Work request: When you write the records again, keep every line exactly as it was.

Input for this task:

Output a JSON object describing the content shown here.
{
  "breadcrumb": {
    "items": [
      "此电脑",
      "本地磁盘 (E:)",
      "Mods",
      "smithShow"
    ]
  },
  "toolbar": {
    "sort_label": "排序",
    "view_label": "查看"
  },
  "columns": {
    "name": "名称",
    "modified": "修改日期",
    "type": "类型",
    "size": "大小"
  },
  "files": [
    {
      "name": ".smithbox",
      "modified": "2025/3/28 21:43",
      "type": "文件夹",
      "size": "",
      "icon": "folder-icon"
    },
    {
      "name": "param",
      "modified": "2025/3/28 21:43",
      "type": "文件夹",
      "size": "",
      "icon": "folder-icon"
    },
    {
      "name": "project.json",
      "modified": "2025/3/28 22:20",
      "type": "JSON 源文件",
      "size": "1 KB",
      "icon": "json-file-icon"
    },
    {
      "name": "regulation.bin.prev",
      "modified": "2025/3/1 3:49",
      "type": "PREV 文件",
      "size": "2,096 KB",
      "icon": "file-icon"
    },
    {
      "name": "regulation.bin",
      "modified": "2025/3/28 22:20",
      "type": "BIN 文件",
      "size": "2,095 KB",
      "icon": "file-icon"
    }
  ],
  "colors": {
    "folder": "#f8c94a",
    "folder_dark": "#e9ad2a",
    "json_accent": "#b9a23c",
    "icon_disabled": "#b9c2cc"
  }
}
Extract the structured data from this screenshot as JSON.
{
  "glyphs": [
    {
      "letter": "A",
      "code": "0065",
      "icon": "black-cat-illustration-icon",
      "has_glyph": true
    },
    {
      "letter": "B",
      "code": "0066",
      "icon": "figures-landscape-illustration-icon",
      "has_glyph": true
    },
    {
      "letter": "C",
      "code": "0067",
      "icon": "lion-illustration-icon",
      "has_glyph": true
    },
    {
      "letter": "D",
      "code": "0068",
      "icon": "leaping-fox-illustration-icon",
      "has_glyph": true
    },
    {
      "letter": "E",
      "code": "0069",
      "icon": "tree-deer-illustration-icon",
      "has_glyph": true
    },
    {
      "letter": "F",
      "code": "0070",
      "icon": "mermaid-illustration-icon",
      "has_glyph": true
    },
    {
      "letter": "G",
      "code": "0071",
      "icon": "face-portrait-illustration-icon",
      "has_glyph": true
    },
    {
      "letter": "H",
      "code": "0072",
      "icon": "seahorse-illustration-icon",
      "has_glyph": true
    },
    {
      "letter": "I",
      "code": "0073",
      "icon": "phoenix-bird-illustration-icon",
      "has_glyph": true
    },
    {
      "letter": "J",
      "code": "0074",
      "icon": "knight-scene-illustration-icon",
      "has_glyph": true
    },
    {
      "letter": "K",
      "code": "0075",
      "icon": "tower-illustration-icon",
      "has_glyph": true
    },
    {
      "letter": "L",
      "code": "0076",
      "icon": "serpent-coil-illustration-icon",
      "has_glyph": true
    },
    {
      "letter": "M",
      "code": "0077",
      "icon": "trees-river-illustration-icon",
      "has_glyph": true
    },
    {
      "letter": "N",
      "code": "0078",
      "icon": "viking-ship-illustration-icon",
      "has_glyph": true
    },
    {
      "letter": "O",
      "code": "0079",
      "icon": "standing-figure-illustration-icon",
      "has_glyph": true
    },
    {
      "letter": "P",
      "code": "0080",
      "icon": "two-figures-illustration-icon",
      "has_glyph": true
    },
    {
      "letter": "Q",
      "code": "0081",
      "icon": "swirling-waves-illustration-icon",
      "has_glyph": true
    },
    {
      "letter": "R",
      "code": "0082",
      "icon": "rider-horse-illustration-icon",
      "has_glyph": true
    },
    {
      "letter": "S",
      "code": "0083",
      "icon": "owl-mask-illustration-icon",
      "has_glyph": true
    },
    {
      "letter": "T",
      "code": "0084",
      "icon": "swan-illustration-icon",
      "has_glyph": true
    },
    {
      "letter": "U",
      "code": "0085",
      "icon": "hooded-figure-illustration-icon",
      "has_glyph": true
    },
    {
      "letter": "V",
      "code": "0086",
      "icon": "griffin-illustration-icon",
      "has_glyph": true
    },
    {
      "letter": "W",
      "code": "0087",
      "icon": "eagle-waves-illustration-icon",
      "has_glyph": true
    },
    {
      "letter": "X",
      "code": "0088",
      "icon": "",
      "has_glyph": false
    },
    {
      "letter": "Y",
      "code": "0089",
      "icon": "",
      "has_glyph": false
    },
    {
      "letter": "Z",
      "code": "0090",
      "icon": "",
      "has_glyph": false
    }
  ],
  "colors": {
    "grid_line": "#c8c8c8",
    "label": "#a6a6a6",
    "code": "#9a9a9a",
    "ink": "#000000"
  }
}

Written solution:
Output a JSON object describing the content shown here.
{
  "breadcrumb": {
    "items": [
      "此电脑",
      "本地磁盘 (E:)",
      "Mods",
      "smithShow"
    ]
  },
  "toolbar": {
    "sort_label": "排序",
    "view_label": "查看"
  },
  "columns": {
    "name": "名称",
    "modified": "修改日期",
    "type": "类型",
    "size": "大小"
  },
  "files": [
    {
      "name": ".smithbox",
      "modified": "2025/3/28 21:43",
      "type": "文件夹",
      "size": "",
      "icon": "folder-icon"
    },
    {
      "name": "param",
      "modified": "2025/3/28 21:43",
      "type": "文件夹",
      "size": "",
      "icon": "folder-icon"
    },
    {
      "name": "project.json",
      "modified": "2025/3/28 22:20",
      "type": "JSON 源文件",
      "size": "1 KB",
      "icon": "json-file-icon"
    },
    {
      "name": "regulation.bin.prev",
      "modified": "2025/3/1 3:49",
      "type": "PREV 文件",
      "size": "2,096 KB",
      "icon": "file-icon"
    },
    {
      "name": "regulation.bin",
      "modified": "2025/3/28 22:20",
      "type": "BIN 文件",
      "size": "2,095 KB",
      "icon": "file-icon"
    }
  ],
  "colors": {
    "folder": "#f8c94a",
    "folder_dark": "#e9ad2a",
    "json_accent": "#b9a23c",
    "icon_disabled": "#b9c2cc"
  }
}
Extract the structured data from this screenshot as JSON.
{
  "glyphs": [
    {
      "letter": "A",
      "code": "0065",
      "icon": "black-cat-illustration-icon",
      "has_glyph": true
    },
    {
      "letter": "B",
      "code": "0066",
      "icon": "figures-landscape-illustration-icon",
      "has_glyph": true
    },
    {
      "letter": "C",
      "code": "0067",
      "icon": "lion-illustration-icon",
      "has_glyph": true
    },
    {
      "letter": "D",
      "code": "0068",
      "icon": "leaping-fox-illustration-icon",
      "has_glyph": true
    },
    {
      "letter": "E",
      "code": "0069",
      "icon": "tree-deer-illustration-icon",
      "has_glyph": true
    },
    {
      "letter": "F",
      "code": "0070",
      "icon": "mermaid-illustration-icon",
      "has_glyph": true
    },
    {
      "letter": "G",
      "code": "0071",
      "icon": "face-portrait-illustration-icon",
      "has_glyph": true
    },
    {
      "letter": "H",
      "code": "0072",
      "icon": "seahorse-illustration-icon",
      "has_glyph": true
    },
    {
      "letter": "I",
      "code": "0073",
      "icon": "phoenix-bird-illustration-icon",
      "has_glyph": true
    },
    {
      "letter": "J",
      "code": "0074",
      "icon": "knight-scene-illustration-icon",
      "has_glyph": true
    },
    {
      "letter": "K",
      "code": "0075",
      "icon": "tower-illustration-icon",
      "has_glyph": true
    },
    {
      "letter": "L",
      "code": "0076",
      "icon": "serpent-coil-illustration-icon",
      "has_glyph": true
    },
    {
      "letter": "M",
      "code": "0077",
      "icon": "trees-river-illustration-icon",
      "has_glyph": true
    },
    {
      "letter": "N",
      "code": "0078",
      "icon": "viking-ship-illustration-icon",
      "has_glyph": true
    },
    {
      "letter": "O",
      "code": "0079",
      "icon": "standing-figure-illustration-icon",
      "has_glyph": true
    },
    {
      "letter": "P",
      "code": "0080",
      "icon": "two-figures-illustration-icon",
      "has_glyph": true
    },
    {
      "letter": "Q",
      "code": "0081",
      "icon": "swirling-waves-illustration-icon",
      "has_glyph": true
    },
    {
      "letter": "R",
      "code": "0082",
      "icon": "rider-horse-illustration-icon",
      "has_glyph": true
    },
    {
      "letter": "S",
      "code": "0083",
      "icon": "owl-mask-illustration-icon",
      "has_glyph": true
    },
    {
      "letter": "T",
      "code": "0084",
      "icon": "swan-illustration-icon",
      "has_glyph": true
    },
    {
      "letter": "U",
      "code": "0085",
      "icon": "hooded-figure-illustration-icon",
      "has_glyph": true
    },
    {
      "letter": "V",
      "code": "0086",
      "icon": "griffin-illustration-icon",
      "has_glyph": true
    },
    {
      "letter": "W",
      "code": "0087",
      "icon": "eagle-waves-illustration-icon",
      "has_glyph": true
    },
    {
      "letter": "X",
      "code": "0088",
      "icon": "",
      "has_glyph": false
    },
    {
      "letter": "Y",
      "code": "0089",
      "icon": "",
      "has_glyph": false
    },
    {
      "letter": "Z",
      "code": "0090",
      "icon": "",
      "has_glyph": false
    }
  ],
  "colors": {
    "grid_line": "#c8c8c8",
    "label": "#a6a6a6",
    "code": "#9a9a9a",
    "ink": "#000000"
  }
}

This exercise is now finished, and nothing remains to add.